How do you build characters that are human, avoiding caricature or stereotype?
Writers put themselves at risk if they’re drawing from cliché, i.e. an idea of how certain people should act or be. (Say a geek with glasses, because it shows they’re clever, for instance.)
Thriller author Christopher Rice has shared the female stock characters of police procedurals he’s desperate to avoid, like the nagging wife, the ‘ice-queen bureaucrat’ or the ‘babe-assassin’ (‘on the surface she seems like an attempt at gender equality … [but] if we never get a real explanation for who she is, how she got that way, she just ends up being a cardboard character’).
Fantasy writer Samantha Shannon (who created a criminal heroine with depth, in Paige Mahoney of The Bone Season) has also argued the case for complexity:
Complicated women are still treated like they’re a curiosity. … We don’t keep marvelling at “strong male characters”.
Female writers, too, unwittingly do something similar when creating male characters if they render them romantic caricatures rather than real people.
How can you avoid these things, writing your characters with sensitivity and feeling?
Firstly, by drawing out of your own well of human emotions and experiences.
Russian director Constantin Stanislavski developed training methods still used by actors today. In his book Building a Character, he offers guidance to actors (applicable to writers) who seek to ‘build’ characters out of stereotypical ideas or images, rather than from their own bank of emotional experiences.
Stanislavski shares examples of cliché in Building a Character:
A professional soldier … holds himself stiffly, marches around … speaks in a loud, barking tone out of habit. … A peasant spits … wipes his mouth of the tail of his sheepskin coat. An aristocrat always carries a top hat … his speech is affected. … These are … clichés. They are taken from life. … But they do not contain the essence of [a] character.
Writer Scarlett Thomas, examining Stanislavski’s writing, builds on his musings in Monkeys with Typewriters:
We could equally say that the chav wears a hoody and trainers and carries a can of lager … the geek has pale skin and acne and glasses. … Stanislavski’s work represents a profound rejection of cliché, stereotype and commonplace assumptions. … Stanislavski also teaches us to look for the motivation behind the action. … Begin with the character’s desire and build up from there, otherwise characterisation will be patronising.
Following this, Scarlett Thomas encourages writers to uncover what Stanislavski calls a ‘super-objective’ in characters:
Examples of super-objectives are ‘I wish to be comfortable’, ‘I wish to be perfect’, ‘I wish to be in control’, ‘I wish to be loved’, ‘I wish to be a success’. … With one wish, what would your character want?

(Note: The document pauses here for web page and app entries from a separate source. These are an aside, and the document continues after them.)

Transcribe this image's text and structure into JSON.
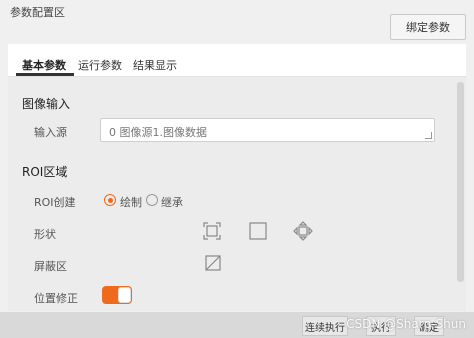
{
  "header": {
    "title": "参数配置区",
    "bind_button": "绑定参数"
  },
  "tabs": [
    {
      "label": "基本参数",
      "active": true
    },
    {
      "label": "运行参数",
      "active": false
    },
    {
      "label": "结果显示",
      "active": false
    }
  ],
  "image_input": {
    "section_title": "图像输入",
    "source_label": "输入源",
    "source_value": "0 图像源1.图像数据"
  },
  "roi": {
    "section_title": "ROI区域",
    "create_label": "ROI创建",
    "options": [
      {
        "label": "绘制",
        "selected": true
      },
      {
        "label": "继承",
        "selected": false
      }
    ],
    "shape_label": "形状",
    "shape_icons": [
      "select-box-icon",
      "rectangle-icon",
      "move-arrows-icon"
    ],
    "mask_label": "屏蔽区",
    "mask_icon": "eraser-icon",
    "position_label": "位置修正",
    "position_enabled": true
  },
  "footer": {
    "run_button": "连续执行",
    "exec_button": "执行",
    "ok_button": "确定"
  },
  "watermark": "CSDN @Sharp-Shun",
  "colors": {
    "accent": "#f06a1d"
  }
}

During her novel The End of Mr Y, for instance, Scarlett Thomas has protagonist Ariel Manto admit her ‘wish’ to another character. She wants to know everything.
This filters down into Ariel’s less significant actions, too (rendering everything significant, after all). ‘I wish to know everything’ as a super-objective accounts for Ariel buying a rare, cursed book with all the money she has left to live on (not caring that she now won’t be able to eat).
Your own character needn’t be conscious of a ‘super-objective’, an overarching character motivation – and it’s better if they’re not, perhaps. We as human beings typically aren’t aware, either. We may be aware of various major goals and needs, compelling us to act. As a writer, though, you’ll need to be conscious yourself.
Why does your character want something?
Maybe they want money, but is this because they want to be wildly successful, to show off? Or is this because they’re poor and just want to be comfortable?
Your character’s specific longings and actions should feed back into one vague but dominant, all-encompassing wish.
Know the nature of that wish, and why it’s there. It’s your character’s emotional heart and heartbeat.
Consider your character’s background, too, their day-to-day life now and in times past. How does this feed into desire, into their nature?
In Harry Potter and the Philosopher’s Stone, for instance, the Mirror of Erised illustrates Stanislavski’s principles when Albus Dumbledore points out to Harry that harried, teased Ron Weasley sees himself distinguished, without his brothers and family, the best of them all. Isolated Harry, who’s lived in a cupboard for ten years, sees himself in the mirror with a loving, but lost, family.
Such longings aren’t viewed in the mirror by accident.
Start with your character’s desire and let this help you map out their inner nature. You’ll then be on the path to creating characters with depth, who are fully human.